    Study 3 participants (n = 255) were from the Comprehensive Assessment of Neurodegeneration in Aging. Participants contributed cross-sectional aging morbidity indicators (n = 84). We used random forest analysis to identify the most important features that discriminate cohorts with subjective cognitive impairment (SCI), MCI, or AD from CN controls. A 30-item data-driven frailty index and a complementary 81-item index was calculated.
    Results:
    Study 1: We detected three early frailty profiles: not-clinically frail (84%), mobility-type frailty (9%), and respiratory-type frailty (7%). Mobility-type frailty predicted accelerated deficit accumulation and neurocognitive slowing, followed by respiratory-type frailty, and not-clinically frail. Results were robust across sex.
    Study 2: We detected two baseline statuses: Not-Clinically Frail (91%) and Moderately Frail (moderate ambulatory impairment endorsed; 9%). At follow-up, Not-Clinically Frail (56%), Moderately Frail (19%), Mildly Frail (mild ambulatory impairment; 21%), and Severely Frail statuses (severe ambulatory impairment; 4%) were detected. Moderately Frail participants were more likely to remain in statuses characterized by a higher frailty burden, and discriminated by age, male sex, AD diagnosis, and global cognition.
    Study 3: Central risk elevating characteristics included quality of life (QoL), lymphocytes, and neutrophils for SCI; QoL, male sex, lymphocytes, and eyesight for MCI; and QoL, olfaction, visual contrast sensitivity, male sex, and instrumental activities of daily living for AD. We also detected features that were selectively sensitive to SCI, MCI, and AD. Clinical cohorts reported (a) comparable levels of frailty and (b) higher levels of frailty on the 30-item index as compared to CN controls and the 81-item index.
    Discussion: In a programmatic series of three studies, this dissertation research applied a suite of data-driven technologies to the challenge of resolving several empirical and clinical inconsistencies in the multi-morbidity and aging literature.
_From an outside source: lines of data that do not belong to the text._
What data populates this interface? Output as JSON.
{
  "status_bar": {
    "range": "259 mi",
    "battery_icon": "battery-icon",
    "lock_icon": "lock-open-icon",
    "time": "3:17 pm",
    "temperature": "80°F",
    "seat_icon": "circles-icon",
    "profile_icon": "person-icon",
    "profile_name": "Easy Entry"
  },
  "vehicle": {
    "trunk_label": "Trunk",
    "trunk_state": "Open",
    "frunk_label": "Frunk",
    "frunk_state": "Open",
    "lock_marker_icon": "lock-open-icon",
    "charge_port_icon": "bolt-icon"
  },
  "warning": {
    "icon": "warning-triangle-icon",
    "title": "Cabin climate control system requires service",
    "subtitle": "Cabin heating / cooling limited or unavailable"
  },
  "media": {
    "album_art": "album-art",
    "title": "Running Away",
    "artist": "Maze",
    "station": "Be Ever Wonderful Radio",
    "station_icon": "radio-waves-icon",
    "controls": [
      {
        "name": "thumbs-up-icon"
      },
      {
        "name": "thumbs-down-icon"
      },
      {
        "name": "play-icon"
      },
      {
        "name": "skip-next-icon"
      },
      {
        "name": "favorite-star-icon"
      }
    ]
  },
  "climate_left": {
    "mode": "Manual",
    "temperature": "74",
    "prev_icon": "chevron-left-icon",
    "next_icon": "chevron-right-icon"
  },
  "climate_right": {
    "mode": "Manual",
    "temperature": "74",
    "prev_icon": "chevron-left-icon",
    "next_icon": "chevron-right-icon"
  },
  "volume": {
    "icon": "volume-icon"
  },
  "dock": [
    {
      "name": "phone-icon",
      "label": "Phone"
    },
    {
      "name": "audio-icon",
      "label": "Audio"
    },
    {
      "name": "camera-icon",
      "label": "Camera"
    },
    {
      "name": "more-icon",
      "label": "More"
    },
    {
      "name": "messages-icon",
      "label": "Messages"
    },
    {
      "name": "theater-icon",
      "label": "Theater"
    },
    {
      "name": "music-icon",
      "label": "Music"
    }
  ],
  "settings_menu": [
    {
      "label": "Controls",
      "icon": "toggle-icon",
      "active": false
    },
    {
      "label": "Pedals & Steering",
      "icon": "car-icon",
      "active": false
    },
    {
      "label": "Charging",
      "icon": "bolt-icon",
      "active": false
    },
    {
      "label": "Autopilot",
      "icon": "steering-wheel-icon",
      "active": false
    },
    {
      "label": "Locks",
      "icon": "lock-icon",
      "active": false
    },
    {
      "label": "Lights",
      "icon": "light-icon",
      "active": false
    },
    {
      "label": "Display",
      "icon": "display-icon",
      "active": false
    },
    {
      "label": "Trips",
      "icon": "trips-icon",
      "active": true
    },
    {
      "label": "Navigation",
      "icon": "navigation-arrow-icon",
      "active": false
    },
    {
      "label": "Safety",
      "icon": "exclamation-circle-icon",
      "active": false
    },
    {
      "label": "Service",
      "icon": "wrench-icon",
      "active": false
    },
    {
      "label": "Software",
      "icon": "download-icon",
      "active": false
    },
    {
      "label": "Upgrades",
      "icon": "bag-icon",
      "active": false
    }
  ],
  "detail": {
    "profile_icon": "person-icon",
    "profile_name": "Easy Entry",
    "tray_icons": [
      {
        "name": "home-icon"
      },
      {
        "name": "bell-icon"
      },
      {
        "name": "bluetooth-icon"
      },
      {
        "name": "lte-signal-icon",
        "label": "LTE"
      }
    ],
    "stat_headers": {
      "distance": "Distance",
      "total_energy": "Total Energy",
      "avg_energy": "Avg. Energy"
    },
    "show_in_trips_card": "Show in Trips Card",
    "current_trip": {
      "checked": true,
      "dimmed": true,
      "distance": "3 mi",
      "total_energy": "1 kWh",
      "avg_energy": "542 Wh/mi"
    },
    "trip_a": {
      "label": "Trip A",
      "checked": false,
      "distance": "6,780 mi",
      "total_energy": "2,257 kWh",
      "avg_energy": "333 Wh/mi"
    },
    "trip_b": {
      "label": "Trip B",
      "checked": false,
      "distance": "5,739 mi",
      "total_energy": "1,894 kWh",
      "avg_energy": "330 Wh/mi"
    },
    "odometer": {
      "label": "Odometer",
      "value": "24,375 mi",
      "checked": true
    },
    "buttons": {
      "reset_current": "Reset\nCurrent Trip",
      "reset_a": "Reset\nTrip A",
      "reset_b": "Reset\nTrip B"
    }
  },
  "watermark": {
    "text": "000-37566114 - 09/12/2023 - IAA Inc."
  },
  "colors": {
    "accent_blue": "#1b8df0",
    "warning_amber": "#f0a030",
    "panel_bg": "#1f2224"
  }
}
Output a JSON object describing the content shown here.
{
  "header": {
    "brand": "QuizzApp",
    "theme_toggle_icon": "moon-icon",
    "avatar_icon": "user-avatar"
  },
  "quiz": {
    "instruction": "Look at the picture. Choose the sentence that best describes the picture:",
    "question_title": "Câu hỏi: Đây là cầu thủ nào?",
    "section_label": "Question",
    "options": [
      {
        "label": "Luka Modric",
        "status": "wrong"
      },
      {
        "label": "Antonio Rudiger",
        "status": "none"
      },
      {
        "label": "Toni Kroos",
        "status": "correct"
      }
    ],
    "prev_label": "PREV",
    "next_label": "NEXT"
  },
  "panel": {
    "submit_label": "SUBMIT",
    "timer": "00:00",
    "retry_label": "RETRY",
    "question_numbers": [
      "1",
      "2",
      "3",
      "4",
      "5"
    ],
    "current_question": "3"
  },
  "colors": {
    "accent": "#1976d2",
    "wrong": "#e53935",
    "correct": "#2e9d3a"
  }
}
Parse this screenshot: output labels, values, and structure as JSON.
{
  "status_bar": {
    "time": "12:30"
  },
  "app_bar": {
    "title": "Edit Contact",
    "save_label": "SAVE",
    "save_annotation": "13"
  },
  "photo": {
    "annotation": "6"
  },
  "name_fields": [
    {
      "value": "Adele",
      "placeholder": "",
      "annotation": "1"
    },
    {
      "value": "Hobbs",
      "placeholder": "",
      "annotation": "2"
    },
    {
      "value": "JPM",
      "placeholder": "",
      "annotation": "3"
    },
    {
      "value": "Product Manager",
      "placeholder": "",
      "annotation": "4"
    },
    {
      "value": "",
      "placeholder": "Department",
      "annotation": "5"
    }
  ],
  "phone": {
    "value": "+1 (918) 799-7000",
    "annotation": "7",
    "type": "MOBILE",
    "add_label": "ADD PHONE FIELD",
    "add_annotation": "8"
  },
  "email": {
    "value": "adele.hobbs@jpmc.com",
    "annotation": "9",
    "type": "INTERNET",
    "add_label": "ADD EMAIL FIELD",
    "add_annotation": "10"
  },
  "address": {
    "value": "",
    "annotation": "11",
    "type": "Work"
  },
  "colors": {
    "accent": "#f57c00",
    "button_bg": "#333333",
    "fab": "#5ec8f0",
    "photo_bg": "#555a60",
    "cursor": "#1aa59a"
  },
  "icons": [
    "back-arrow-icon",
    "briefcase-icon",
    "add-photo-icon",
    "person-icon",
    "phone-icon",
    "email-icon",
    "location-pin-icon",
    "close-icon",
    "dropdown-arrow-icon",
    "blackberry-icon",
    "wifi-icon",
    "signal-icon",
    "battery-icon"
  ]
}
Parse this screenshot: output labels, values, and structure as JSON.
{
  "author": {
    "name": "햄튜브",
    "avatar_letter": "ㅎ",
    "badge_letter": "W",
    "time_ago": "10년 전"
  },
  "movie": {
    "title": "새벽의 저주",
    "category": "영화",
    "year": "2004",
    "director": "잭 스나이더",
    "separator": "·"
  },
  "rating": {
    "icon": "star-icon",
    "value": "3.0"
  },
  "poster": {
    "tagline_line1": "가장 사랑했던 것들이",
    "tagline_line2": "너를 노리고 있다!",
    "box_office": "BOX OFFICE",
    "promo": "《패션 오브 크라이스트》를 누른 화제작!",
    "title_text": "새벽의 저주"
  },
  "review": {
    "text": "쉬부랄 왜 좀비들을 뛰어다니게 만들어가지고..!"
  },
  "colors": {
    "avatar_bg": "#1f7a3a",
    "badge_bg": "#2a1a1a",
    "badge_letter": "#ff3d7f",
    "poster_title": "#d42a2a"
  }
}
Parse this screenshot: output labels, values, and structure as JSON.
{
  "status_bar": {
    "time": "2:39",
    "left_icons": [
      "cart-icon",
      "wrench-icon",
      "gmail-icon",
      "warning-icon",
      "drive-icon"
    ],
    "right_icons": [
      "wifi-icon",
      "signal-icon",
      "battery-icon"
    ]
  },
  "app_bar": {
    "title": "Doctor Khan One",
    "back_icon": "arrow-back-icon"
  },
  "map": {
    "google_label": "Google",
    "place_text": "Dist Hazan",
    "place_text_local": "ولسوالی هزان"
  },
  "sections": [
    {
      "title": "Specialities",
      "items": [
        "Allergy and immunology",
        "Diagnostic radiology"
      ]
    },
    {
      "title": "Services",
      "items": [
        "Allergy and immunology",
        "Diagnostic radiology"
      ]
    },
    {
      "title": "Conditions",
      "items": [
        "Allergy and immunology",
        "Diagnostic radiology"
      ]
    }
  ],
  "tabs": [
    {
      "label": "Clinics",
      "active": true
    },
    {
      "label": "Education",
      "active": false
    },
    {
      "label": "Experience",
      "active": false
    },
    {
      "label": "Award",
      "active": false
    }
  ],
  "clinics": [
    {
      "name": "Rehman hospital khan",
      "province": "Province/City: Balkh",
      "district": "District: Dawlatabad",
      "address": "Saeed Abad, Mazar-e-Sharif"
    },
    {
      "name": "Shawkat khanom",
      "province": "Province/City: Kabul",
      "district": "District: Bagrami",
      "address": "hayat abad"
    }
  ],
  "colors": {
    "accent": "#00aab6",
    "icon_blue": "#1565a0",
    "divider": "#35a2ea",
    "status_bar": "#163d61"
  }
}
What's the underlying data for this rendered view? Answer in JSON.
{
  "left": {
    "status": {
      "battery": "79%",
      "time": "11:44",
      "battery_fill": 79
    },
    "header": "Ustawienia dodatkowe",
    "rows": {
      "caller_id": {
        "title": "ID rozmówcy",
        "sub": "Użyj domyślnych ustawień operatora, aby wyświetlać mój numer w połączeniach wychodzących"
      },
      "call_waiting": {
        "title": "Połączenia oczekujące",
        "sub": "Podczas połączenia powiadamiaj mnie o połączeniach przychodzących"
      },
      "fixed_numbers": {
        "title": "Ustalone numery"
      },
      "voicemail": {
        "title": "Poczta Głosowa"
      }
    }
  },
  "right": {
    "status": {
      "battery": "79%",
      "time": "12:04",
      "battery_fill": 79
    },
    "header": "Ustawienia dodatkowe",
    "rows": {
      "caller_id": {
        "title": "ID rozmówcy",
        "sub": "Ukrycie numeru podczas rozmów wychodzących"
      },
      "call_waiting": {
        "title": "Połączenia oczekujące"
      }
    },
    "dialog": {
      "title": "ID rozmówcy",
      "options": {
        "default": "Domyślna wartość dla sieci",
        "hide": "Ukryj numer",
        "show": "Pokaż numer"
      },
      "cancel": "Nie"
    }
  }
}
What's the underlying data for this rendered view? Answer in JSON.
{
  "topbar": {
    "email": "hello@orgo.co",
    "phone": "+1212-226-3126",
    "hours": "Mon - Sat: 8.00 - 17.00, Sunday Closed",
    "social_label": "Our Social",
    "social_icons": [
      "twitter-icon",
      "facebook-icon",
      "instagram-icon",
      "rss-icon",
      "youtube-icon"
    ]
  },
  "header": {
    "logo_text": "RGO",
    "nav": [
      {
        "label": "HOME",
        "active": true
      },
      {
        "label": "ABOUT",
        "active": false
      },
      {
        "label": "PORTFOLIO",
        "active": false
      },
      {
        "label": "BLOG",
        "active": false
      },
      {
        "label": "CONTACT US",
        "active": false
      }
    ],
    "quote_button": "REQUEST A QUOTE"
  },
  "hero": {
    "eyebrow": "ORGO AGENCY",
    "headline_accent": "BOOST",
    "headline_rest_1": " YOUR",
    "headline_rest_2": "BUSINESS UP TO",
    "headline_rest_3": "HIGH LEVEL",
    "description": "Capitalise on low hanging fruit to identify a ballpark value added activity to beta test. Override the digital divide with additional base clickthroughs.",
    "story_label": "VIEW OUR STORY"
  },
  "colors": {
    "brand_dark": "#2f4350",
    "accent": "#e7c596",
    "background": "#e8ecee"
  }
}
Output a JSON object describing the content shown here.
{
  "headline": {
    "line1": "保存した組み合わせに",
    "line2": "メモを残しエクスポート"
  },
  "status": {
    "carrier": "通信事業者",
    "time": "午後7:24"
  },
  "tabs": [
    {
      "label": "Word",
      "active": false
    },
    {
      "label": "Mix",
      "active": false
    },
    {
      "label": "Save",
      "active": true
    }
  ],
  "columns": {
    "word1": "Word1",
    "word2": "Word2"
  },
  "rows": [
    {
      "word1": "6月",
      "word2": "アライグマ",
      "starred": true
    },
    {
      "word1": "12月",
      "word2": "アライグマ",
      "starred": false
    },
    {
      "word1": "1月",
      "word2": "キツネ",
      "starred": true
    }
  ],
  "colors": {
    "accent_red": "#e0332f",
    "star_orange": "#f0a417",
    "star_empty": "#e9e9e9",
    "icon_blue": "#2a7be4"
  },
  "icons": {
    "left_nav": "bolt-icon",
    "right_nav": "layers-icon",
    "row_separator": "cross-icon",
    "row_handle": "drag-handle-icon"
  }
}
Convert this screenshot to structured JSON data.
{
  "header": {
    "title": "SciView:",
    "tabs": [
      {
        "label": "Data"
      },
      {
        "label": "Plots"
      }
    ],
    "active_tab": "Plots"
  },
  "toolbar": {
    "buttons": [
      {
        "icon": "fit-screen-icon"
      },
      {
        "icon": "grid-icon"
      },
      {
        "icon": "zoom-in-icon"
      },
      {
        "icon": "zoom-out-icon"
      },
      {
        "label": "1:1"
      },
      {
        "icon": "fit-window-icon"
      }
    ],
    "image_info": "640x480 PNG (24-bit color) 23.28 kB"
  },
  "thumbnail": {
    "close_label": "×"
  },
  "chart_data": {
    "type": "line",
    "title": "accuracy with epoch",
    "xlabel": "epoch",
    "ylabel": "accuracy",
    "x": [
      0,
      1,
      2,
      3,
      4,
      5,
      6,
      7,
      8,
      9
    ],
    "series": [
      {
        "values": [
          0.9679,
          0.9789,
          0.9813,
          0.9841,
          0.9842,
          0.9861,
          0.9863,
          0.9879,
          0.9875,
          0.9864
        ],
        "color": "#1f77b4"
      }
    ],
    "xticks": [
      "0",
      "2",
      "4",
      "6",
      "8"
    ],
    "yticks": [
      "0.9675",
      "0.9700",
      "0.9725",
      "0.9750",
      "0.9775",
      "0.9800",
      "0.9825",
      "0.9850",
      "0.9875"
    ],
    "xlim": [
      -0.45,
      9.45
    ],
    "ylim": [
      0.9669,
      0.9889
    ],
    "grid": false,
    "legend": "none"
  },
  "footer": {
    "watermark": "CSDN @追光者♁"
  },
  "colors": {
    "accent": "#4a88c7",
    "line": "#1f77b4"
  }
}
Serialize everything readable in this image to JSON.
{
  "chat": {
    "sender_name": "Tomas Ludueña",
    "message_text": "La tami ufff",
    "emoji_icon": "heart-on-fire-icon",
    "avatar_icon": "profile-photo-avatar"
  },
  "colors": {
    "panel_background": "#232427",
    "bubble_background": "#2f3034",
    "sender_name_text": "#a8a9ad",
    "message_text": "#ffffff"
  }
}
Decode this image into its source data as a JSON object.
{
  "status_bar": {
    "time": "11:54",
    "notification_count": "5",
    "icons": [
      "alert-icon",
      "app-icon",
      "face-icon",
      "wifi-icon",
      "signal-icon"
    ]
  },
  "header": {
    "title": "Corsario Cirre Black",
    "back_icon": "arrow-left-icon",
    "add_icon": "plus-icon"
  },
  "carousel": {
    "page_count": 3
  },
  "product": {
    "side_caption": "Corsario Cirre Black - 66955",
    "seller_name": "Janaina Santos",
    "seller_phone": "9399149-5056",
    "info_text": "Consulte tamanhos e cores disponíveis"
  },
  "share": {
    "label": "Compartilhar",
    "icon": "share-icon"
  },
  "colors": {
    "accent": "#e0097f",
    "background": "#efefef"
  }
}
Study 1 provides novel insight into critical early domains of frailty (e.g., mobility impairment) that serve as portals into broader and chronic frailty. Study 2 demonstrated that these domains are relevant for aMCI and AD in that (a) frailty statuses varied along a continuum of ambulatory impairment and (b) moderate impairment exacerbated risk for adverse frailty transitions. Study 3 identified selected important features of frailty that elevate clinical risk for SCI, MCI, and/or AD. Overall, these results demonstrate that some features of frailty are important across a clinical spectrum of aging and AD and thus may increase prediction accuracy in clinical-research setting. Further, early interventions targeting mobility and related functional impairments may prevent frailty emergence and progression, as well as downstream negative outcomes.

  • Subjects / Keywords
  • Graduation date
    Spring 2022
  • Type of Item
    Thesis
  • Degree
    Doctor of Philosophy
  • DOI
    https://doi.org/10.7939/r3-9ehk-p090
  • License
    This thesis is made available by the University of Alberta Libraries with permission of the copyright owner solely for non-commercial purposes. This thesis, or any portion thereof, may not otherwise be copied or reproduced without the written consent of the copyright owner, except to the extent permitted by Canadian copyright law.